## WHAT YOU WILL DO
Report each line of the records where "dzial" occurs.

## DATA UNDER STUDY
________________________
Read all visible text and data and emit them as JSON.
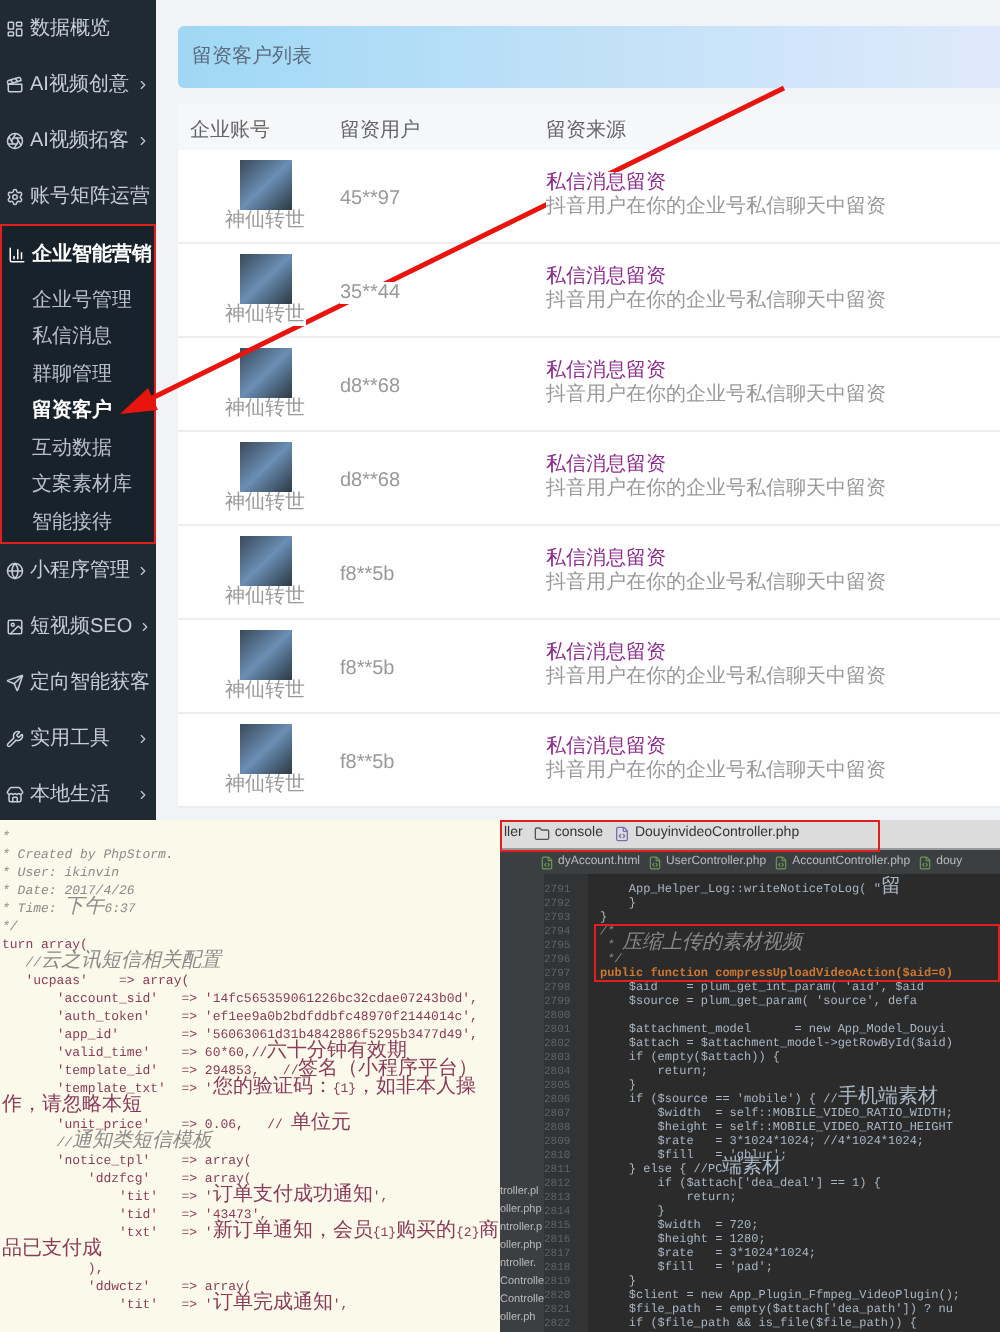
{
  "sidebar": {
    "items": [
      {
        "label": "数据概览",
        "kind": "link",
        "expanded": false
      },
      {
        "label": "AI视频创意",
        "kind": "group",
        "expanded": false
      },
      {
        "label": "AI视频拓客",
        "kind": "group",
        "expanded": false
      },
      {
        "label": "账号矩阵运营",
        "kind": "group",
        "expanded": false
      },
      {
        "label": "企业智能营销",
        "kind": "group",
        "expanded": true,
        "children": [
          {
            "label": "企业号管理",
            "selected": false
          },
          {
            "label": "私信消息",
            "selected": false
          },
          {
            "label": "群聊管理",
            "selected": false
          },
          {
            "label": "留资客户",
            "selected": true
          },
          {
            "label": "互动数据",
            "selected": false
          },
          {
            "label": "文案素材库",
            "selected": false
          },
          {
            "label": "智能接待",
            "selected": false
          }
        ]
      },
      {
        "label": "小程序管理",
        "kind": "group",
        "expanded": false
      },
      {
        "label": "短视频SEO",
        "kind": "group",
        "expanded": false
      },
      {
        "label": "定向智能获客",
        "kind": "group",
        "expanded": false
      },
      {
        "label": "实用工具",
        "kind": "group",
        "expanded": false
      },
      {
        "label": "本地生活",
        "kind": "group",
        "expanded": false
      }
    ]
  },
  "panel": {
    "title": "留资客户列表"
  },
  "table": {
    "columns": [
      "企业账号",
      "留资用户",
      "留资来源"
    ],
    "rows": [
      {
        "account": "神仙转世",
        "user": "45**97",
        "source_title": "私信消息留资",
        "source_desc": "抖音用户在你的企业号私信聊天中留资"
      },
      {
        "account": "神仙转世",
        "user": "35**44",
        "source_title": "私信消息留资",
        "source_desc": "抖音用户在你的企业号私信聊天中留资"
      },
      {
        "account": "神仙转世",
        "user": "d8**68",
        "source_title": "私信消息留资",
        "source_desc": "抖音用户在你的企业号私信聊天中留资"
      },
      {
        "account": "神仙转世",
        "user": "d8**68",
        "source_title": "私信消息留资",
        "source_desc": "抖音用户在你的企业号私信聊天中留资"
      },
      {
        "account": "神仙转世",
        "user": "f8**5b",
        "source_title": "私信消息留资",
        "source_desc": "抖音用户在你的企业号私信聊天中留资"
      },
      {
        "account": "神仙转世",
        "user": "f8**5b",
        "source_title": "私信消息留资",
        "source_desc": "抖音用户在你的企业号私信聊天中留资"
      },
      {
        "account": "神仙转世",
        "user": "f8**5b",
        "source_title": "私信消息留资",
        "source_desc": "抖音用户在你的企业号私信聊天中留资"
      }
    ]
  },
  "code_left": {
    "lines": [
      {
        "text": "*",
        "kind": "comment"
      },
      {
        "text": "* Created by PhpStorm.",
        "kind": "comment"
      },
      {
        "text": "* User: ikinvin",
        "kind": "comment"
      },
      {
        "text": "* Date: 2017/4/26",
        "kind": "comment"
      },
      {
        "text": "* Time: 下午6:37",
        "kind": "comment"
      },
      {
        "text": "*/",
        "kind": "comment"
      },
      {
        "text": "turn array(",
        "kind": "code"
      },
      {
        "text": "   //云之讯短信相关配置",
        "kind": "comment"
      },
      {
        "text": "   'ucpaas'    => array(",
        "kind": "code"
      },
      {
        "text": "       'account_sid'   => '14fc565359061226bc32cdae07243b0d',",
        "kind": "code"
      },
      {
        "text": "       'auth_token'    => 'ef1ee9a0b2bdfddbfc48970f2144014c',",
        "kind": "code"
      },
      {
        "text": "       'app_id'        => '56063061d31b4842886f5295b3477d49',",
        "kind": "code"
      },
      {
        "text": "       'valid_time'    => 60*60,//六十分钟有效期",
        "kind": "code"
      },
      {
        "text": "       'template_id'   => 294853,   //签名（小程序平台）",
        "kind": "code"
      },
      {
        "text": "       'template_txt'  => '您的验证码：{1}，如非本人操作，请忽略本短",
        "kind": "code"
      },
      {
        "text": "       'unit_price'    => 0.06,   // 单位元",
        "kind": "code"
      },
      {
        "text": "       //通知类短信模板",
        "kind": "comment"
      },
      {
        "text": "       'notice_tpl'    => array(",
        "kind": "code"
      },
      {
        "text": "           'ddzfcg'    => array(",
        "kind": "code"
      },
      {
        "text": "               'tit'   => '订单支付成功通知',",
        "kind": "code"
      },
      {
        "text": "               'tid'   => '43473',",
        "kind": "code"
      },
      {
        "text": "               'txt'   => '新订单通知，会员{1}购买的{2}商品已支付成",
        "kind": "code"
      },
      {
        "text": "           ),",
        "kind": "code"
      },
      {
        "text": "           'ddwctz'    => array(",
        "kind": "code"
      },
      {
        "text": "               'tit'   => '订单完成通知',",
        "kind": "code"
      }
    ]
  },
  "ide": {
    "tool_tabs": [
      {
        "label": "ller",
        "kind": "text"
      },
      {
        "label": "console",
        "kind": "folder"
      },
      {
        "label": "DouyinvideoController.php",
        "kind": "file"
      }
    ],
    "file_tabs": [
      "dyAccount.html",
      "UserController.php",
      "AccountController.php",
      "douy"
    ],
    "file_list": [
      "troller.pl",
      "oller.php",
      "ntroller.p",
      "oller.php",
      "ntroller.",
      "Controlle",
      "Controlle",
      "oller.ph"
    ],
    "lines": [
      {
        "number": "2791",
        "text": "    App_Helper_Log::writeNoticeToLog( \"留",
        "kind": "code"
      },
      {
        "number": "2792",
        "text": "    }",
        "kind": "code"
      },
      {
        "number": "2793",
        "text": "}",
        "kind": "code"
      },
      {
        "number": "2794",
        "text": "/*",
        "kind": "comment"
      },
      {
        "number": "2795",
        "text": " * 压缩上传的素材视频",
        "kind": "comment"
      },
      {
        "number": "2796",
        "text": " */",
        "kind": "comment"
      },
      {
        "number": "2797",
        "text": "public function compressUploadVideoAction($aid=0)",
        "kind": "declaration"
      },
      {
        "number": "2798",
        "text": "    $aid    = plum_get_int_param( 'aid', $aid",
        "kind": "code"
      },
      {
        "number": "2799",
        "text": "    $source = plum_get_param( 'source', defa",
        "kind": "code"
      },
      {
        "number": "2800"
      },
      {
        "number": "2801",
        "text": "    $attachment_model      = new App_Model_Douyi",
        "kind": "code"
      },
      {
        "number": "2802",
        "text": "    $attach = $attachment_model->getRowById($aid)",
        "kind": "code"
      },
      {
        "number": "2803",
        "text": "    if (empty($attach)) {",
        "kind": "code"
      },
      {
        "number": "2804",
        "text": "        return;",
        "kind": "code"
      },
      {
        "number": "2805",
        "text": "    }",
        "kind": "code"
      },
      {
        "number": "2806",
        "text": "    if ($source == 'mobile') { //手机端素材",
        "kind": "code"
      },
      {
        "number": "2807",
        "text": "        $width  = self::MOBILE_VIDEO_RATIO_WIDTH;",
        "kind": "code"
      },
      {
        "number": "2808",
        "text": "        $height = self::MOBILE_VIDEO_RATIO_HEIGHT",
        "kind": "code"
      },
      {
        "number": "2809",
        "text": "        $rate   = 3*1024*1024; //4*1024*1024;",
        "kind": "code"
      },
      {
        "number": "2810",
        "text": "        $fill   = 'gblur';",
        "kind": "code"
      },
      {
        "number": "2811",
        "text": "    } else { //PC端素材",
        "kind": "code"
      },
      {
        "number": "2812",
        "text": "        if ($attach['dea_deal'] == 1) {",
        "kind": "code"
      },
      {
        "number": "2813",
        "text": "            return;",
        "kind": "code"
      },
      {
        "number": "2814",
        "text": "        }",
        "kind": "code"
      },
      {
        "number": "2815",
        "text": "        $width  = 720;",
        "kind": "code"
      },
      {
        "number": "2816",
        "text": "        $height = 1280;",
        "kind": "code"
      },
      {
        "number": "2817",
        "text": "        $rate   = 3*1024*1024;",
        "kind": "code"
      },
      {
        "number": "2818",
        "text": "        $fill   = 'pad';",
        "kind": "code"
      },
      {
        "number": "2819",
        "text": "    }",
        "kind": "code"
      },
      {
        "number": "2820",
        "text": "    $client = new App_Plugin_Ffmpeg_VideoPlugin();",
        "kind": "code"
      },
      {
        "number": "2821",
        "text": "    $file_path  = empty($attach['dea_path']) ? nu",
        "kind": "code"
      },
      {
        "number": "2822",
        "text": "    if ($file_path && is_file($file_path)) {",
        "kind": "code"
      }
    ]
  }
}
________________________
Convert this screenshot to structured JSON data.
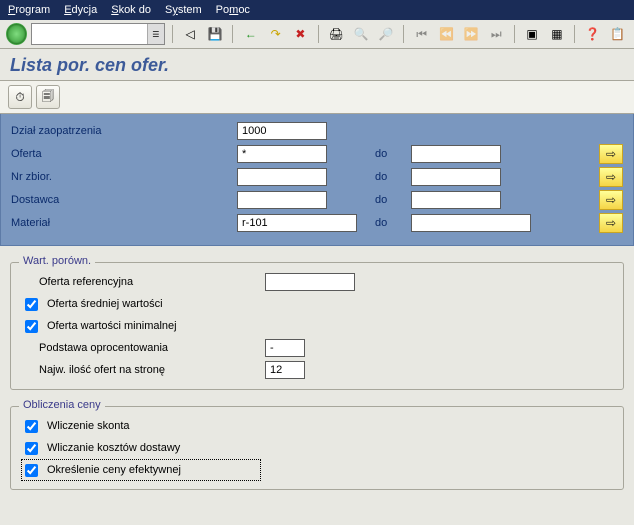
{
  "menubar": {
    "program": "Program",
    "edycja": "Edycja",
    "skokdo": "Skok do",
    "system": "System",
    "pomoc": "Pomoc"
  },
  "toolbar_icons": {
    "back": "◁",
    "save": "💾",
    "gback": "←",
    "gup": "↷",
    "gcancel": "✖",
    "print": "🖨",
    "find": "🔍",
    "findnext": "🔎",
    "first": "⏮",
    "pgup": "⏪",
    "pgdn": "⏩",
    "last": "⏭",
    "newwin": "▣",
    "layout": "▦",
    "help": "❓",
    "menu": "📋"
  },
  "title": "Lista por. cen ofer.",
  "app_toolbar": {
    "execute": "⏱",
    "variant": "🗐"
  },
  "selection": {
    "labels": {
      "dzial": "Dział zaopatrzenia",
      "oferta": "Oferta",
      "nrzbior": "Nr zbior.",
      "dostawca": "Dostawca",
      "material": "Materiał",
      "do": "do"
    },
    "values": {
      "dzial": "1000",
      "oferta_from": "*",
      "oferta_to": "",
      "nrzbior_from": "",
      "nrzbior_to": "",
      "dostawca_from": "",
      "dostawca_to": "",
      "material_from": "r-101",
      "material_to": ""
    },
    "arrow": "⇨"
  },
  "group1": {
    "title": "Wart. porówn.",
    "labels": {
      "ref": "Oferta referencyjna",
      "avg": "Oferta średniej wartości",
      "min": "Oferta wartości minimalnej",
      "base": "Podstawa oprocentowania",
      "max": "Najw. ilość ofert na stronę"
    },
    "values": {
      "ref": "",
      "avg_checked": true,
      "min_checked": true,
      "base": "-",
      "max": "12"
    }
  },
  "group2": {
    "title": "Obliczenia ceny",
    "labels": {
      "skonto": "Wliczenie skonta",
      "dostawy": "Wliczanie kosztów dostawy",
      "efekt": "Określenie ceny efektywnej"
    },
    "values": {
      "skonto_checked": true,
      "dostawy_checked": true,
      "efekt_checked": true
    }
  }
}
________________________
## EXERCISE RESPONSE
      "dzial": "Dział zaopatrzenia",
      "dzial": "1000",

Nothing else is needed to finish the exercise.